United States v. Sampson

PETITIONER: United States
RESPONDENT: Sampson
LOCATION: Beaumont Mills

DOCKET NO.: 69
DECIDED BY: Warren Court (1962-1965)
LOWER COURT:

CITATION: 371 US 75 (1962)
ARGUED: Oct 18, 1962
DECIDED: Nov 19, 1962

Facts of the case

Question

Media for United States v. Sampson

Audio Transcription for Oral Argument - October 18, 1962 in United States v. Sampson

Earl Warren:

Number 69, United States, Appellant, versus Ralph L. Sampson, et al.

Mr. Willens.

Howard P. Willens:

Mr. Chief Justice, may it please the Court.

In view of the hour remaining, counsel for the appellees and I have agreed to divide the time remaining until 2:30.

Earl Warren:

Very well.

Howard P. Willens:

This case comes before the Court on direct appeal from the District Court for the Northern District of Georgia under the provisions of the Criminal Appeal Acts and involves the construction of the federal mail fraud statute.

Prosecution under the mail fraud statute requires proof of two elements; first, a scheme and artifice to defraud and second, use of the mails for the purpose of executing the fraudulent scheme.

This case involves an issue dealing with the second statutory requirement.

The specific question raised is whether the mails were used for the purpose of executing the particular scheme set forth in this indictment, in view of the fact, that the mails were used after the moneys had been obtained by the defendants from their so-called victims.

The 44-count of indictments set forth in the record charges 23 individual defendants and the defendant, Lenders Service Corporation, the violations of the mail fraud and conspiracy statutes.

Count one of the indictment described in some detail the alleged scheme and artifice to defraud.

In brief, the count describes the plan of the defendants to defraud small businessmen for entering and securing loans or in selling their businesses.

Defendants would represent to take or provide valuable services to assist these businessmen in return for a fee, a portion of which was to be paid in advance.

The indictment specified that in fact the defendants did not intend to perform the services contracted for and in fact did not intend to perform any services designed to be valuable in assisting these businessmen in obtaining their objectives.

In order to affect their scheme, the indictment states that the defendants organized three corporations including the defendant, Lenders Service Corporation, and commenced the program of hiring and training salesmen.

The indictment indicates that these salesmen were trained by the defendants in the use of evasions, half-truths and innuendos.

The plan called for the contacting by these salesmen of prospects who had expressed an interest in the services of the defendants.

The salesmen would then engage in a personal interview of these prospects.

Throughout this personal interview, the indictment alleges that the salesmen engaged in a number of substantial false and fraudulent representations.

Among other things, the salesmen misrepresented they’re on training and competence to evaluate the business needs of the prospects.

The salesmen also misrepresented the facilities available to the defendants to assists these small businessmen and would also represent on occasion the interest rates and other terms at which loans might be made available through the assistance of the defendants.
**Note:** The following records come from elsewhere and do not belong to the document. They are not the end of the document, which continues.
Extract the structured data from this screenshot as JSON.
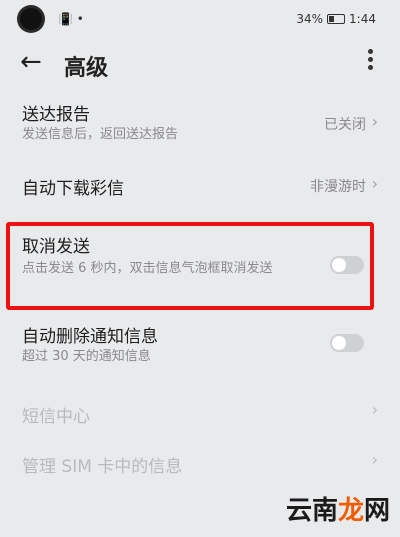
{
  "status": {
    "left_indicators": "📳 •",
    "battery": "34%",
    "time": "1:44"
  },
  "header": {
    "title": "高级"
  },
  "settings": [
    {
      "title": "送达报告",
      "subtitle": "发送信息后，返回送达报告",
      "value": "已关闭"
    },
    {
      "title": "自动下载彩信",
      "value": "非漫游时"
    },
    {
      "title": "取消发送",
      "subtitle": "点击发送 6 秒内，双击信息气泡框取消发送",
      "toggle_on": false
    },
    {
      "title": "自动删除通知信息",
      "subtitle": "超过 30 天的通知信息",
      "toggle_on": false
    },
    {
      "title": "短信中心"
    },
    {
      "title": "管理 SIM 卡中的信息"
    }
  ],
  "watermark": {
    "text_main": "云南",
    "text_accent": "龙",
    "text_tail": "网"
  }
}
The thrust of all these misrepresentations of course according to the indictment was to secure the signature of the prospect on a -- of a document, on a document called a financial service agreement.

This document in effect was an application for the services to be provided by the defendants and called for the payment of a fee by the applicant.

According to the indictment, the next step involved the acceptance by the defendants of these applications.

According to the indictment, the defendants accepted these applications indiscriminately so long as the fee was paid in cash and so -- or so long as they had been paid by cashier’s check which could be transformed into cash.

The indictment charges that this defendant accepted the application had made no effort to evaluate such things as the qualifications of the prospect or the facilities which the defendant might in fact be able to develop in order to assist the prospect in obtaining the desired goal.

According to the indictment, the defendants would then mail a copy of the accepted contract in a form letter to the applicant.

According to the indictment as set forth at page 8 of the record, the defendants mailed a copy of the accepted contract and a form letter, “For the purpose of lulling said victims by representing that their applications had been accepted and that the defendants would therefore perform for said victims the valuable services which the defendants had falsely and fraudulently represented that they would perform.

That a further purpose thereof was to inform said victims that they could not obtain a refund of their fees and that the contract was not cancellable and that the said victim was bound thereby and had no recourse for retrieving his money.”

Earl Warren:

Mr. Willens, was that -- were those checks in final -- suppose to be in the final payment of everything that they owed to these people or was there -- was there more to come when the transaction was completed?